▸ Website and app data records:
▬▬▬▬▬▬
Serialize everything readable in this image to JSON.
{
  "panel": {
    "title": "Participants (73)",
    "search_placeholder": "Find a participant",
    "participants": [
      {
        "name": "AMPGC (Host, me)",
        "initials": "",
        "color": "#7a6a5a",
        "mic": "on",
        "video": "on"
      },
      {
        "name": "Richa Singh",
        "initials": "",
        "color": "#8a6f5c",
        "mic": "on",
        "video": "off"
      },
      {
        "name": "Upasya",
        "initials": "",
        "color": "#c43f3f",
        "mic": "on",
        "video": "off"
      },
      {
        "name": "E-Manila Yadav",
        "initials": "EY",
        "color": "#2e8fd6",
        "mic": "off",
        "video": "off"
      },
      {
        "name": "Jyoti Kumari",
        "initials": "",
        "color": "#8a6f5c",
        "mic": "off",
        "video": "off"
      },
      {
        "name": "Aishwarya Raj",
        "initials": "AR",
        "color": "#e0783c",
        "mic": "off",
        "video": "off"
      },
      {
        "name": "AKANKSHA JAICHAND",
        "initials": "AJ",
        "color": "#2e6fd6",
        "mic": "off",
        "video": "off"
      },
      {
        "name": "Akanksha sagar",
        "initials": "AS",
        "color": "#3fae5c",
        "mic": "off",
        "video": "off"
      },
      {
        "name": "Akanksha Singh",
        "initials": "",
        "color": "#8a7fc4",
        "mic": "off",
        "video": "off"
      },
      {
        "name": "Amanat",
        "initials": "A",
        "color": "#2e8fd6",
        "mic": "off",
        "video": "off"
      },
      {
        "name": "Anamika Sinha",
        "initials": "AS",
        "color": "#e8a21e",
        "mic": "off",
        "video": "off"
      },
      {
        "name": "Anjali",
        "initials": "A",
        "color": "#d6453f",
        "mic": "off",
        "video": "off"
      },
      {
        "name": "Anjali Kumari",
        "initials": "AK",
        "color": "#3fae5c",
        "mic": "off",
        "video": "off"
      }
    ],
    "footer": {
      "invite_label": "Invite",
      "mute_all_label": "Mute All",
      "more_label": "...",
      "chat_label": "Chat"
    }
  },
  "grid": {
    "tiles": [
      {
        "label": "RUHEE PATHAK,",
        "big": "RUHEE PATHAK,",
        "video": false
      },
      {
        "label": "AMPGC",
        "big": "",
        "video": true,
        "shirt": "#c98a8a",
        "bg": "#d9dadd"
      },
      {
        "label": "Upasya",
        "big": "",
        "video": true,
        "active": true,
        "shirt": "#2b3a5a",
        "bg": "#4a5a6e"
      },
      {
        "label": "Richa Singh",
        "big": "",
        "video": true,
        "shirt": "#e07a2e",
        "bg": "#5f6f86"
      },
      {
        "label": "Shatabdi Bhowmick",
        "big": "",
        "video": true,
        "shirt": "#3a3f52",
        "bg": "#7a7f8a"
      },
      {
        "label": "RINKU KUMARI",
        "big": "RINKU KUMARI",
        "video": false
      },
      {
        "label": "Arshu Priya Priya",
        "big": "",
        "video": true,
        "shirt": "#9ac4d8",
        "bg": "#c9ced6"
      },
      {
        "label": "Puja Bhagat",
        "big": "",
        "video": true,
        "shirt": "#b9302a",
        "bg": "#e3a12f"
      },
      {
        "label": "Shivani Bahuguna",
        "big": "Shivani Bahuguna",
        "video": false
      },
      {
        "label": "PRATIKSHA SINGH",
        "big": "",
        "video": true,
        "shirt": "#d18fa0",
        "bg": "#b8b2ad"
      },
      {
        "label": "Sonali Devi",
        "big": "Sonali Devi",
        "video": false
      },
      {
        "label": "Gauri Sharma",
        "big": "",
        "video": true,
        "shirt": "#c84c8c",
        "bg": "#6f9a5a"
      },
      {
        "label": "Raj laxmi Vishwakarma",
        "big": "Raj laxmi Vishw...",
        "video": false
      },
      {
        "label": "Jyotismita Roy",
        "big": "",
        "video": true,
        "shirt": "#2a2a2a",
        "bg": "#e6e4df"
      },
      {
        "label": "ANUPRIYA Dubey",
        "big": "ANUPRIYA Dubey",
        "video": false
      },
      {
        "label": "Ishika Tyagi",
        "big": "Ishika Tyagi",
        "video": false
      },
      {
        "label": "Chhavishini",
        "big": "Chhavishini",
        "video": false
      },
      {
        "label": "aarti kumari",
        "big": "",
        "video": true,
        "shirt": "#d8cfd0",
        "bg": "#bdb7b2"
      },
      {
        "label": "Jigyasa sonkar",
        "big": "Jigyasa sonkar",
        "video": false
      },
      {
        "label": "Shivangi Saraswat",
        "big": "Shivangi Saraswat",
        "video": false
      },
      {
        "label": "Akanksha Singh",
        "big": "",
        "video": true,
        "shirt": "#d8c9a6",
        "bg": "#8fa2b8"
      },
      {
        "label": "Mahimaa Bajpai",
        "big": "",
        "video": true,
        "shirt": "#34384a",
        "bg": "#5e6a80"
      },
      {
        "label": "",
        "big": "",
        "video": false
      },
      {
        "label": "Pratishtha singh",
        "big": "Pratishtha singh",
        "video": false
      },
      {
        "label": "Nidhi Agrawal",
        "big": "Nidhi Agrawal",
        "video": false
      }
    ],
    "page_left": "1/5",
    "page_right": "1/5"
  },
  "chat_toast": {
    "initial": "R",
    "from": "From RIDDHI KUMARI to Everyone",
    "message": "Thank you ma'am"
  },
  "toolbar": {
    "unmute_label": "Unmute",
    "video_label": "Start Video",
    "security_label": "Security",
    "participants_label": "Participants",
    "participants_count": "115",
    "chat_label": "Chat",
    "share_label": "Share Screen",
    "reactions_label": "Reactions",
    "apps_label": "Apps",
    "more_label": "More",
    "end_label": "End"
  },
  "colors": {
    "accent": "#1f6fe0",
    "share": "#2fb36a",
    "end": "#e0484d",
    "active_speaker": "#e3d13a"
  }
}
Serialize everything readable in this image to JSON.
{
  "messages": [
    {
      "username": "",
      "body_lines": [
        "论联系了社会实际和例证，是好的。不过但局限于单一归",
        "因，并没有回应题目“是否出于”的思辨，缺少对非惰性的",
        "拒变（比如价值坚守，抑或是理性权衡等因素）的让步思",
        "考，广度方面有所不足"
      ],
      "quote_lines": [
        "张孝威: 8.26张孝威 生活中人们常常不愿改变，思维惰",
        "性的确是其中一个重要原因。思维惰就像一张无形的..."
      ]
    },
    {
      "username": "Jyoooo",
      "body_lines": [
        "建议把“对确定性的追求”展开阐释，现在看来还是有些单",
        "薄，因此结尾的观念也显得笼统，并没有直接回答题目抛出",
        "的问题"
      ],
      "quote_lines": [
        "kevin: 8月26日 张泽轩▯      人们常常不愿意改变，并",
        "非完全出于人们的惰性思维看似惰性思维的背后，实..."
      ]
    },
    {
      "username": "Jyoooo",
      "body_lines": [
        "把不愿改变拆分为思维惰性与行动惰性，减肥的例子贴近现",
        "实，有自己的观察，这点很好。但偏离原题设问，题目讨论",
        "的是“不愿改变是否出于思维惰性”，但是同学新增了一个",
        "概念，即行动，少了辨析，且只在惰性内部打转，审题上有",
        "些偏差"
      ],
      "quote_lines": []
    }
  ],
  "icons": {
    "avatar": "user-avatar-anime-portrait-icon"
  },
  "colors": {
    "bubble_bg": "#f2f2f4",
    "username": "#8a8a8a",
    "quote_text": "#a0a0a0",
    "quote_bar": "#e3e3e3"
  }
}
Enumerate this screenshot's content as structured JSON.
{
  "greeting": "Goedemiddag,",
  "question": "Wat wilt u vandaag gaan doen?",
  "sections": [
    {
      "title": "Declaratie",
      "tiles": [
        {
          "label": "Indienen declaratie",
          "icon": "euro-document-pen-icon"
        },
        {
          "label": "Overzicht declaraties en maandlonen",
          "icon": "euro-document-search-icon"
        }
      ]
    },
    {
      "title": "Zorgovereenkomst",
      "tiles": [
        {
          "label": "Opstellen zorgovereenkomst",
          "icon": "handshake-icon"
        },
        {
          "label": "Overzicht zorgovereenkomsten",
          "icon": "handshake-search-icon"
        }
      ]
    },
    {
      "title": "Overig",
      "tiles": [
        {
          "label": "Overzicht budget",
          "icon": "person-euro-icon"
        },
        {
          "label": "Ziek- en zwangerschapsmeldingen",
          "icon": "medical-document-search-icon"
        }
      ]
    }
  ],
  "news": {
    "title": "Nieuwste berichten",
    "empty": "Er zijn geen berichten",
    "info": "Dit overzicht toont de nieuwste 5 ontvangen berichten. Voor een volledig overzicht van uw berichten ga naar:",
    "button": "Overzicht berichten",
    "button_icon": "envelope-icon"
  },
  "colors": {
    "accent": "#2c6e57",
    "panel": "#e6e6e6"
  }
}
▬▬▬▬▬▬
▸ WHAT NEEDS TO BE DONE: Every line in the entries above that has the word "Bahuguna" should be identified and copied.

▸ YOUR RESPONSE:
        "label": "Shivani Bahuguna",
        "big": "Shivani Bahuguna",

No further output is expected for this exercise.